OPEN APP
Home / Opinion / Columns /  Building for a company is seeing hyper growth
Listen to this article

There is no one straight route to achieve growth—it is deeply subjective to each company’s domain and tactical approach. Transitioning from a three-person team to a rapidly growing company can be challenging: the headcount grows and so does the customer base.

So, how can an organization prepare for this meteoric rise?

Iterate on your architecture

The way most apps evolve is by starting with a monolith, as it is simple to develop, test and deploy. Once the business model has been established and the customer base begins to grow, it’s time to shift to a microservices architecture. However, migrating a large monolithic app to a microservices architecture is a daunting task and it’s easy to feel overwhelmed.

To successfully migrate, break the problem down into two parts. As the first step, involve the product and engineering department and translate business goals into a domain model. When introducing new entities in this domain model, implement them as separate services. Second, incrementally extract groups of related entities out of the monolith and convert them into services. Focus on migrating complex entities first as this will provide the highest returns on investment.

Leverage automation

Manual processes are people-intensive and make it difficult to scale as companies grow. This is where automation comes in. While the transition does increase costs and affects productivity in the short run as the team acclimates to the new workflow, it pays handsome dividends in the long term by saving time and effort. Automating tasks, like manual data entry frees up time to focus on high-value work, close leads quickly and spend less time correcting typos, miscounts and other human errors. Similarly, customer support chatbots resolve most queries without human interference.

Speed over perfection

For startups, quick iteration is an imperative as opposed to waiting for the perfect product or service, which can allow nimble competitors to get ahead in the game. This approach calls for a fine balance between moving fast and building a scalable product.

Retain and grow exceptional talent

A lot of emphasis is (rightly) placed on hiring great talent—a combination of the right skills, aptitude, and culture fit. It’s equally important to ensure that the hired talent stays with the company, which has a compounding effect on its growth.
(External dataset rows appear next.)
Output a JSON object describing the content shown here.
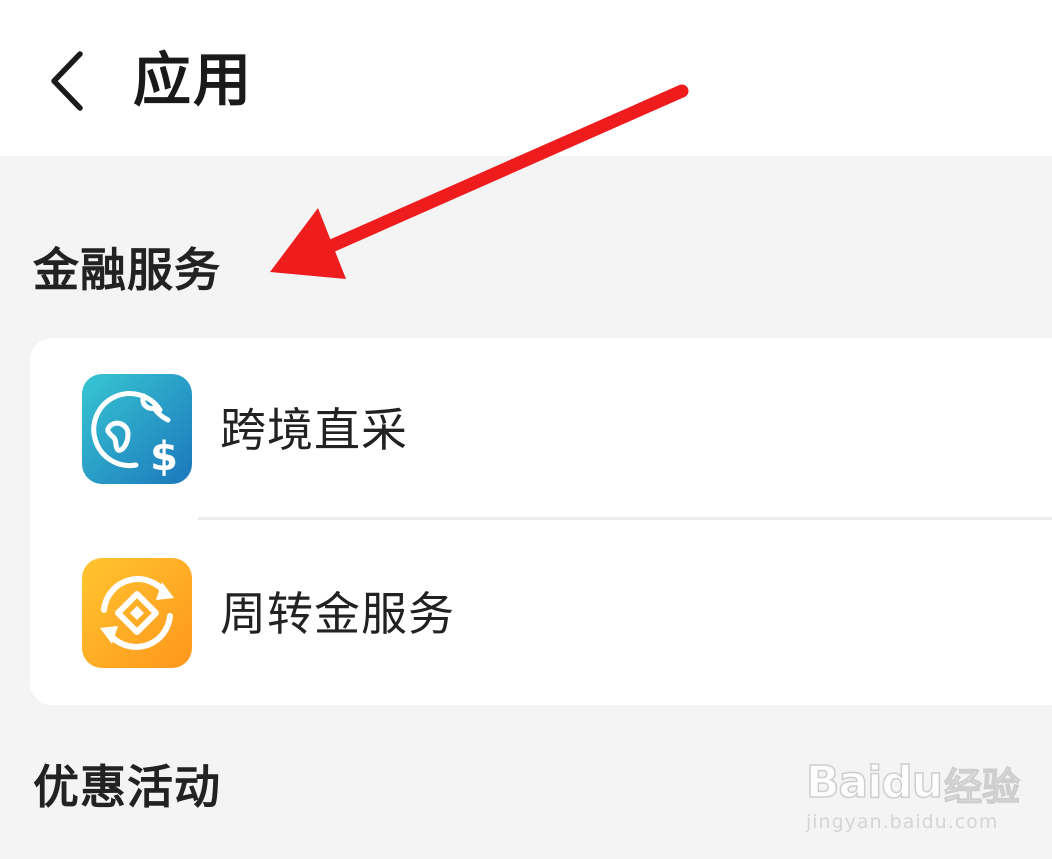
{
  "header": {
    "title": "应用",
    "back_icon": "chevron-left-icon"
  },
  "sections": [
    {
      "title": "金融服务",
      "items": [
        {
          "label": "跨境直采",
          "icon": "globe-dollar-icon",
          "icon_colors": [
            "#34c3d0",
            "#1e7fbf"
          ]
        },
        {
          "label": "周转金服务",
          "icon": "exchange-coin-icon",
          "icon_colors": [
            "#ffc22e",
            "#ff9a1f"
          ]
        }
      ]
    },
    {
      "title": "优惠活动",
      "items": []
    }
  ],
  "annotation": {
    "arrow_color": "#ee1c1c"
  },
  "watermark": {
    "brand": "Baidu",
    "cn": "经验",
    "url": "jingyan.baidu.com"
  }
}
Conversely, high churn is costly as departing employees frequently need to be replaced.

Employee retention can be strengthened by offering a healthy and balanced work environment, adequate mentorship and challenging opportunities.

Encourage an ownership mindset
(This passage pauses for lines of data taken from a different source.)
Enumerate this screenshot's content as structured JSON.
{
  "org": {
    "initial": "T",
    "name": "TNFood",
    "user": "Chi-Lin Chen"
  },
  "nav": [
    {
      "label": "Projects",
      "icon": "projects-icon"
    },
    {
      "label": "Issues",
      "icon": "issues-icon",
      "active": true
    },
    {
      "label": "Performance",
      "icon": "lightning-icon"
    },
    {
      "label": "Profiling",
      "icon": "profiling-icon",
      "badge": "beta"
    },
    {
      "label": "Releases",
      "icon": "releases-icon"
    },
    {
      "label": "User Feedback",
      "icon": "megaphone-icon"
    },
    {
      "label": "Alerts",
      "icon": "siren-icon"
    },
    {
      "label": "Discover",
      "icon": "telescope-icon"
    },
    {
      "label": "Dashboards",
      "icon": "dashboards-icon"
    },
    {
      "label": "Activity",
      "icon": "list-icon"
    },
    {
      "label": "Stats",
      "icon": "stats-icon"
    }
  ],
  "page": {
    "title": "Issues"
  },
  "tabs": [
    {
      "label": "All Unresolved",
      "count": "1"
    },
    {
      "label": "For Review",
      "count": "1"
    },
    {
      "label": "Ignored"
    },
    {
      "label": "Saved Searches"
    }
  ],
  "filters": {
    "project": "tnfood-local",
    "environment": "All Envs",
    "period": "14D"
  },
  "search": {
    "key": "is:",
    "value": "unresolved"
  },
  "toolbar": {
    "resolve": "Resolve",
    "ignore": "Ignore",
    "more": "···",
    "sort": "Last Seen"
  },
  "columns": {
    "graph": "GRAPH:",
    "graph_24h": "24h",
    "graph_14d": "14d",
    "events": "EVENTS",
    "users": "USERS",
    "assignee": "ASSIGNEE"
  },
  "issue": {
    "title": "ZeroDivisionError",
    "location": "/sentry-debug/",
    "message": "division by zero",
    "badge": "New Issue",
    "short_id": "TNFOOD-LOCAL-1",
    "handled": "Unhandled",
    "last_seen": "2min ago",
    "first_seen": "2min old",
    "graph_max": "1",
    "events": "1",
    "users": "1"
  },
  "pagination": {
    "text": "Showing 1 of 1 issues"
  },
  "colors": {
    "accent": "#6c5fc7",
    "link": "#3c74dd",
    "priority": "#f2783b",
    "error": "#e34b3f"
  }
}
Employees who think like entrepreneurs add immense value to any organization. Imagine what your company could achieve if every person was self-motivated and concentrated all of their efforts on making the firm successful, knowing it would make them successful as well. A powerful formula to keep people motivated is to speak with them about the company’s values and goals on a regular basis, solicit their thoughts, ask them to set their own goals, and make them feel valued.

People nowadays expect their leaders to be transparent; they want to know how their firm makes decisions and how those decisions affect them, their customers, and society as a whole. Transparency with your employees also helps them make better business decisions.

Employee stock option plans go a long way in fostering an ownership mindset; employees understand that long-term wealth creation is linked to how well their company performs.

Take a human-centric approach to introduce new technologies

In the beginning, startups have lean operations and are focused on quickly launching the product and acquiring customers. This usually leads to running a mishmash of off-the-shelf software and homegrown solutions. But as the organization’s scale grows, existing technologies become inefficient, necessitating a replacement with the right tech stack.

An open culture encourages constructive discussions. To be effective, these constructive discussions require two-way communication and participation from everyone. If a company is implementing considerable technological changes, for example, it’s a good idea to factor in the opinions and comments of every member of the tech team, regardless of their designation.

Additionally, training the team is essential—technology can only drive real change if the team is leveraging it effectively.

Sanjeev Barnwal is founder and CTO of Meesho.

Catch all the Business News, Market News, Breaking News Events and Latest News Updates on Live Mint. Download The Mint News App to get Daily Market Updates.
More Less
Subscribe to Mint Newsletters
* Enter a valid email
* Thank you for subscribing to our newsletter.
Close

Recommended For You

×
Edit Profile
Get alerts on WhatsApp
Set Preferences My ReadsWatchlistFeedbackRedeem a Gift CardLogout